Successful resolutions start with a plan. Craft a goal with four simple steps from Nancy Scott, director of leadership development programs at the Haslam College of Business.
The end of the year is a great time to take stock of your stocks, says Laura Cole, senior lecturer and the director of the Masters Investment Learning Center in UT’s Haslam College of Business.
Professor Erin Darby discusses the history of conflict surrounding Jerusalem and offer analysis about public response to the president’s move to recognize the city as the capital of Israel.
Adobe Digital Insights predicts the 2017 holiday season to be the first to break $100 billion in online sales, a 13 percent increase from last year.
Tennessee Today reached out to Jennifer Akerman, assistant professor in the College of Architecture and Design, to ask about the shape of Hodges Library and what challenges the designers may have faced.
The US Supreme Court has reconvened, and this season promises to be more contentious than the spring as the justices take on tough cases that may result in closely divided decisions, according to Richard Pacelle, a UT professor of political science.
CURENT, a National Science Foundation-backed center housed at UT, has the electric grid, its security, and its sustainability as its focus.
The New York Times featured a study that suggests stitching together forests can help save multiple species. The publication interviewed Daniel Simberloff, an ecologist at UT, who cautioned that the research relied heavily on debatable modeling assumptions.
UT’s Jon Hathaway, an assistant professor of civil and environmental engineering, is an expert in flooding, water runoff, and urban water issues. He provides some information about the issues facing Texas and Louisiana when floodwaters from Hurricane Harvey begin to recede.
The acquisition of surplus military equipment through the US Department of Defense Law Enforcement Support Officers 1033 Program does not cause police to be more aggressive, according to a study published this week by a team of researchers from UT’s Boyd Center for Business and Economic Research.
A new study conducted at UT’s Anthropology Research Facility examining mouth microbiomes could help scientists more accurately estimate time since death.

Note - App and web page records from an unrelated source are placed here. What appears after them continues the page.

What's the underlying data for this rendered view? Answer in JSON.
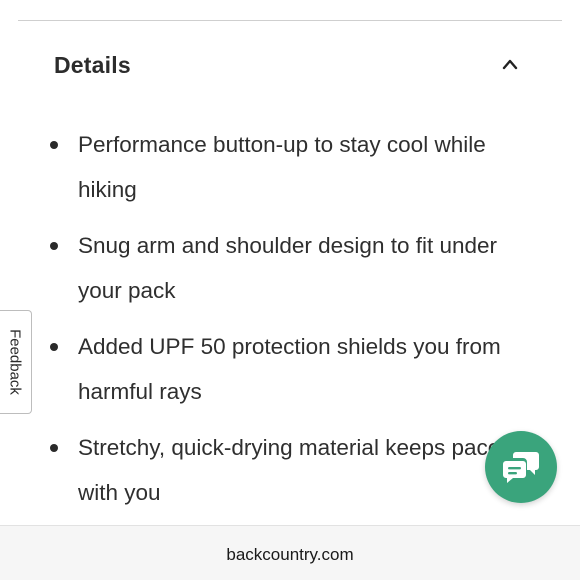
{
  "section": {
    "title": "Details",
    "expanded": true
  },
  "details": {
    "items": [
      {
        "text": "Performance button-up to stay cool while hiking"
      },
      {
        "text": "Snug arm and shoulder design to fit under your pack"
      },
      {
        "text": "Added UPF 50 protection shields you from harmful rays"
      },
      {
        "text": "Stretchy, quick-drying material keeps pace with you"
      }
    ]
  },
  "feedback": {
    "label": "Feedback"
  },
  "chat": {
    "icon": "chat-bubbles-icon",
    "color": "#3aa47c"
  },
  "browser": {
    "url": "backcountry.com"
  }
}
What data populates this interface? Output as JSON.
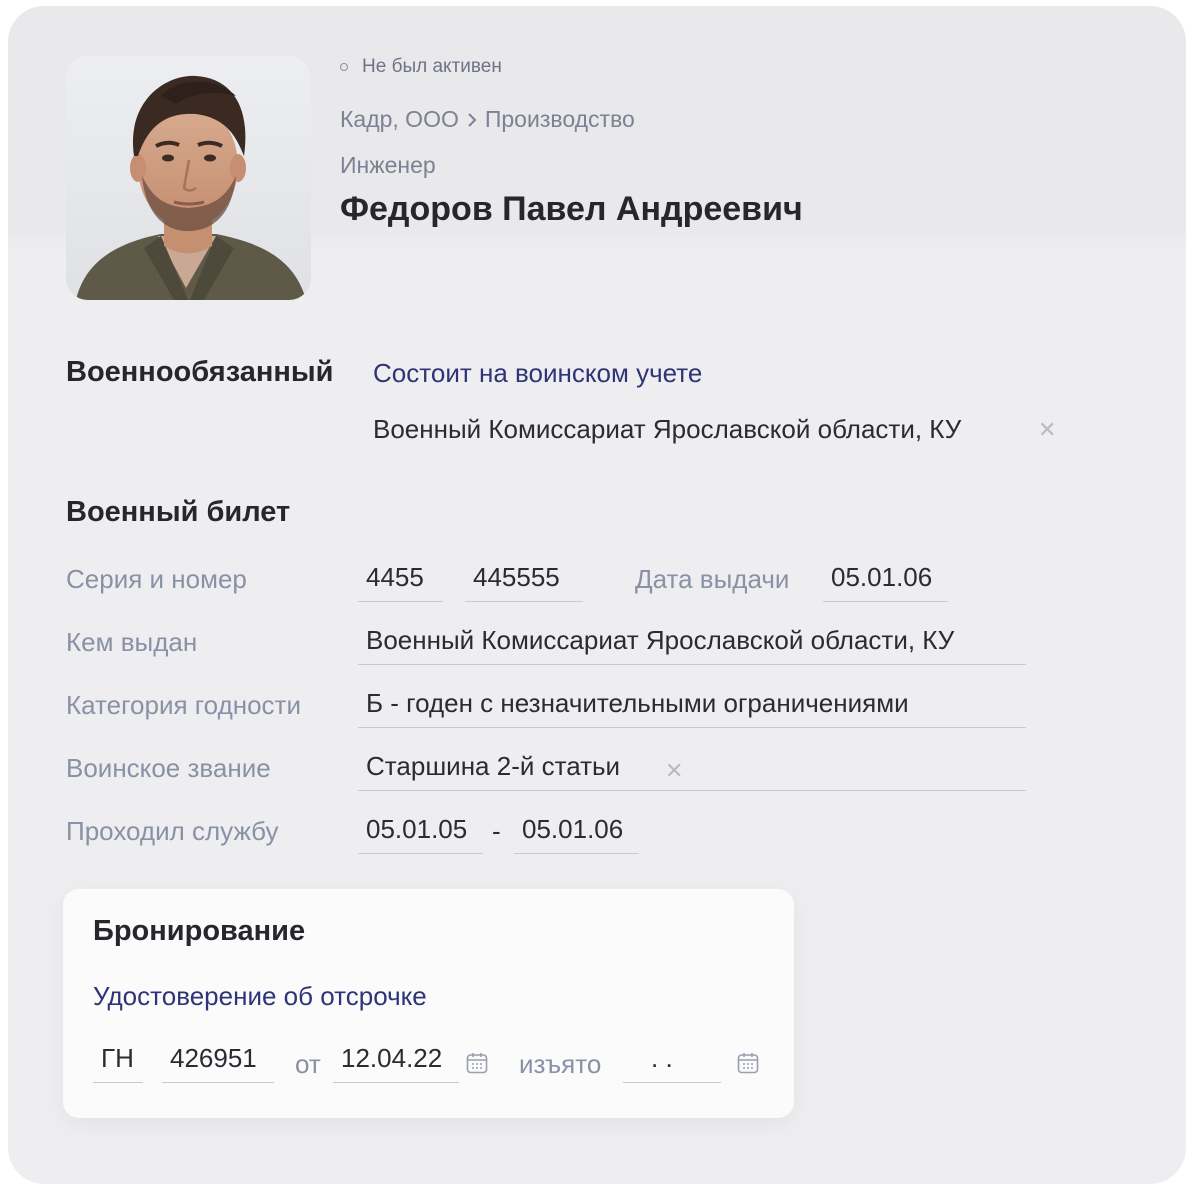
{
  "profile": {
    "status": "Не был активен",
    "breadcrumb": [
      "Кадр, ООО",
      "Производство"
    ],
    "position": "Инженер",
    "full_name": "Федоров Павел Андреевич"
  },
  "military": {
    "title": "Военнообязанный",
    "registration_status": "Состоит на воинском учете",
    "commissariat": "Военный Комиссариат Ярославской области, КУ"
  },
  "ticket": {
    "title": "Военный билет",
    "series_number_label": "Серия и номер",
    "series": "4455",
    "number": "445555",
    "issue_date_label": "Дата выдачи",
    "issue_date": "05.01.06",
    "issued_by_label": "Кем выдан",
    "issued_by": "Военный Комиссариат Ярославской области, КУ",
    "fitness_label": "Категория годности",
    "fitness": "Б - годен с незначительными ограничениями",
    "rank_label": "Воинское звание",
    "rank": "Старшина 2-й статьи",
    "service_label": "Проходил службу",
    "service_from": "05.01.05",
    "service_sep": "-",
    "service_to": "05.01.06"
  },
  "booking": {
    "title": "Бронирование",
    "document_type": "Удостоверение об отсрочке",
    "series": "ГН",
    "number": "426951",
    "from_label": "от",
    "from_date": "12.04.22",
    "withdrawn_label": "изъято",
    "withdrawn_date": ". ."
  },
  "icons": {
    "status": "status-dot-icon",
    "breadcrumb_separator": "chevron-right-icon",
    "clear": "close-icon",
    "date": "calendar-icon"
  },
  "colors": {
    "card_background": "#eeeef0",
    "link": "#2f3477",
    "label": "#8a91a6",
    "text": "#2b2b31"
  }
}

National Public Radio interviewed Daniel Feller, UT professor of history, about how common it is when politicians push for investigation of their opponents—particularly when their opponents have lost.